We are a bunch of big ol’ softies, aren’t we? Not everyone can be reduced to tears by a touching meme that describes a bird in bad circumstances. Not everyone cares as deeply as we do.
For the human that loves parrots, understands their health and diet needs and can find the fragile balance between too little and too much when it comes to their wants, it makes perfect sense for this person to go into rescue.
Today I want to talk about an experience had by a fellow softie that contacted me recently and asked that I write about her experience in the world of parrot rescue. She didn’t ask me not to mention her by name, but I will call her Jean.
There is a great deal more to parrot rescue than understanding and caring for parrots. Sure, that is a big part of it, but you also need to be a business person. The need for donations to keep the rescue afloat never stops nagging and you will be forever trying to raise funds.
You have to think with your head as much as your heart. There will be times when the doors need to be closed to new arrivals. This assures that the birds currently in your care will always have what they need. Sometimes there will be no more room at the inn.
Feeding and watering many birds is harder than it sounds. It is your responsibility to keep dishes, cages and the bird rooms clean. It is a surprisingly hard job from a physical standpoint. But, it is murder emotionally.
This is where Jean got into trouble.
I think the hardest part about rescue is not coping with the birds or their numbers, but with the humans involved. As Jean said: “Why do people have to wait until their bird is naked or half dead before they do something about it? Some of the birds I took in HATED human beings. How did it ever come to that? What happened to them?”
She said the hardest thing about having a rescue was seeing the darkest side of human nature – the side that doesn’t recognize or is able to turn away from the suffering of another living being. The second hardest thing is not lashing out at those people.
Jean said that after a while, it began to change her into an unhappy person. She started her rescue believing it was all about taking in needy and unwanted birds and helping to heal them and prepare them for a new start with another family. But after a few years, she couldn’t take the roller coaster of emotions and shut the doors for good.
She managed to place all of the birds in her care (except her personal flock) – some went to other rescues. The point she wanted me to drive home is that she, with all the best intentions, did not have what it takes to handle a rescue – a fact that took her completely by surprise. She is troubled that she had to displace 9 emotionally struggling birds and cause them to lose their home. Again.
She asked me to warn people not to take this endeavor lightly and to enter into it with realistic expectations. It is not only about watching birds grow and thrive in your care and finding the perfect family for them. There is sadness and disappointment and sometimes death. There are people that you will want to slap.
It takes a special person to do this job. Being a rescue operator is the ultimate catch-22. You have to be the sensitive sort who is deeply moved by suffering, but to do the job well you have to find a way to be objective about those same things.This work is not for the meek and feint-hearted.

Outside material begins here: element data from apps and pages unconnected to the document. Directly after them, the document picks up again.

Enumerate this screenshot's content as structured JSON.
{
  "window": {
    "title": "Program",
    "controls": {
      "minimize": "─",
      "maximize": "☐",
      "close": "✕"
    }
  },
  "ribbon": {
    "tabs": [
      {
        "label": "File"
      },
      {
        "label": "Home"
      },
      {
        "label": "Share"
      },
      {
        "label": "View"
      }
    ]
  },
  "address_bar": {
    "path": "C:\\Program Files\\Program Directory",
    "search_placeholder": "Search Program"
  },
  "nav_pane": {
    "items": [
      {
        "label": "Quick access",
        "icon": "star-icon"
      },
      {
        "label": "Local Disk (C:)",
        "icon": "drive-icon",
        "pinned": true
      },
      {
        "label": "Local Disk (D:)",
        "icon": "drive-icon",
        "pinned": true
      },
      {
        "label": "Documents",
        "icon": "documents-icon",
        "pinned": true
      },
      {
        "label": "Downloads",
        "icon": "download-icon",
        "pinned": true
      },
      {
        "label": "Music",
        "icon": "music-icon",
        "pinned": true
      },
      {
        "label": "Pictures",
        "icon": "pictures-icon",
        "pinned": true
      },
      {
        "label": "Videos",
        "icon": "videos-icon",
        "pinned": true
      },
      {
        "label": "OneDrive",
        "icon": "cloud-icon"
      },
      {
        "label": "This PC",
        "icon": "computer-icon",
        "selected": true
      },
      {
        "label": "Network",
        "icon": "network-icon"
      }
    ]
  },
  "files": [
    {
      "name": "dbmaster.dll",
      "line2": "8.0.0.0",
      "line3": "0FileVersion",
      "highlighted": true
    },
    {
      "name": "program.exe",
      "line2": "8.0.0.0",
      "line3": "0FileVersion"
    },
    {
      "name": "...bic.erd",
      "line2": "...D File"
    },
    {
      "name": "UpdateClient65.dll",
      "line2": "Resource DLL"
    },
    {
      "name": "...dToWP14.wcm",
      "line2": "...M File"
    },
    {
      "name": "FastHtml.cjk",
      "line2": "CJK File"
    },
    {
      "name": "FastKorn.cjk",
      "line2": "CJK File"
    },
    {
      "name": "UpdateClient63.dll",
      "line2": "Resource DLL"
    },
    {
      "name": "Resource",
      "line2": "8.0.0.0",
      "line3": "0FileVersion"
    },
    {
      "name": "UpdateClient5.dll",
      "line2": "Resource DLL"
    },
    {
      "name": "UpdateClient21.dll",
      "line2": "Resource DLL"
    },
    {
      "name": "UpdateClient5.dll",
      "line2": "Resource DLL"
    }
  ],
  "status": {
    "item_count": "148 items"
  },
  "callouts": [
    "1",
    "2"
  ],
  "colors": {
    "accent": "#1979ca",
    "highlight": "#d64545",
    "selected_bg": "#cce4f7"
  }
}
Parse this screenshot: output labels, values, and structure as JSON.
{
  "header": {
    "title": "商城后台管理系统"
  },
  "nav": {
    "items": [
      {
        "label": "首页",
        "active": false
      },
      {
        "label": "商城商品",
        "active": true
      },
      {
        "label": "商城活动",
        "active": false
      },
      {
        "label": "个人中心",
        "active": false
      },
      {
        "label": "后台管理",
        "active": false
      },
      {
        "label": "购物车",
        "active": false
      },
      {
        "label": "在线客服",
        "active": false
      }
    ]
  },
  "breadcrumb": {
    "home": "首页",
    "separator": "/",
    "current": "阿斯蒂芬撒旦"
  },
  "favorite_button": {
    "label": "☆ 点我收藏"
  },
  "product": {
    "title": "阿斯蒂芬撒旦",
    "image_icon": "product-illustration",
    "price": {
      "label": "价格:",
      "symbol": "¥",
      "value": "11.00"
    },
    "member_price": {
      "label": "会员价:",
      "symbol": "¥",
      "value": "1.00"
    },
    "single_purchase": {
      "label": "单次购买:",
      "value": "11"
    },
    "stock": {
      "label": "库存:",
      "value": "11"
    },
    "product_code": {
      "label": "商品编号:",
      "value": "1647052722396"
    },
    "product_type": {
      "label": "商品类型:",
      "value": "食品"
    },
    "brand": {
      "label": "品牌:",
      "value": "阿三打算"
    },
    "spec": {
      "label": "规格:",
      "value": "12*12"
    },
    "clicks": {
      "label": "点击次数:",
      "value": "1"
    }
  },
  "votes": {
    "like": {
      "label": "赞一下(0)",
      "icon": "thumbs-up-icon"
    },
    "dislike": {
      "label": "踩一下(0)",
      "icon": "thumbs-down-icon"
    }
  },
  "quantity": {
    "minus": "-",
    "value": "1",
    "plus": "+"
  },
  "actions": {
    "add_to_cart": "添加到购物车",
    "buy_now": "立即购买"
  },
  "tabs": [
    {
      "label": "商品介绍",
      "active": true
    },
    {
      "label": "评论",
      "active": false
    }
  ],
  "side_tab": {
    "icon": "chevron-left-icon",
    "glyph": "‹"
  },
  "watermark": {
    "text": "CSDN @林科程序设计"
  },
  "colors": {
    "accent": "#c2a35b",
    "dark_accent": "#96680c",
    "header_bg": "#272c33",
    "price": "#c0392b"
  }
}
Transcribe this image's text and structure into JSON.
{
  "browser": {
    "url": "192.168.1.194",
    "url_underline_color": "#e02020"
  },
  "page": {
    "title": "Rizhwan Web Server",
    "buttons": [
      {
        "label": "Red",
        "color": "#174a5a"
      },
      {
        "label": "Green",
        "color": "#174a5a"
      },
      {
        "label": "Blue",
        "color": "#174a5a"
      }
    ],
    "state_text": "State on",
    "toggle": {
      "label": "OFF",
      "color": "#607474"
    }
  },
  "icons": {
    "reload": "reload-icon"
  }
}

If you aspire to be in parrot rescue, please take a good look inward BEFORE you jump into this line of work and before you bring in birds that will have only you to rely on. Jean is left feeling guilty for further complicating the lives of some of her rescues.
All Photos by Anna Sloan
Patty Jourgensen specializes in avian health, behavior and nutrition and has been working with and caring for rescue birds since 1987.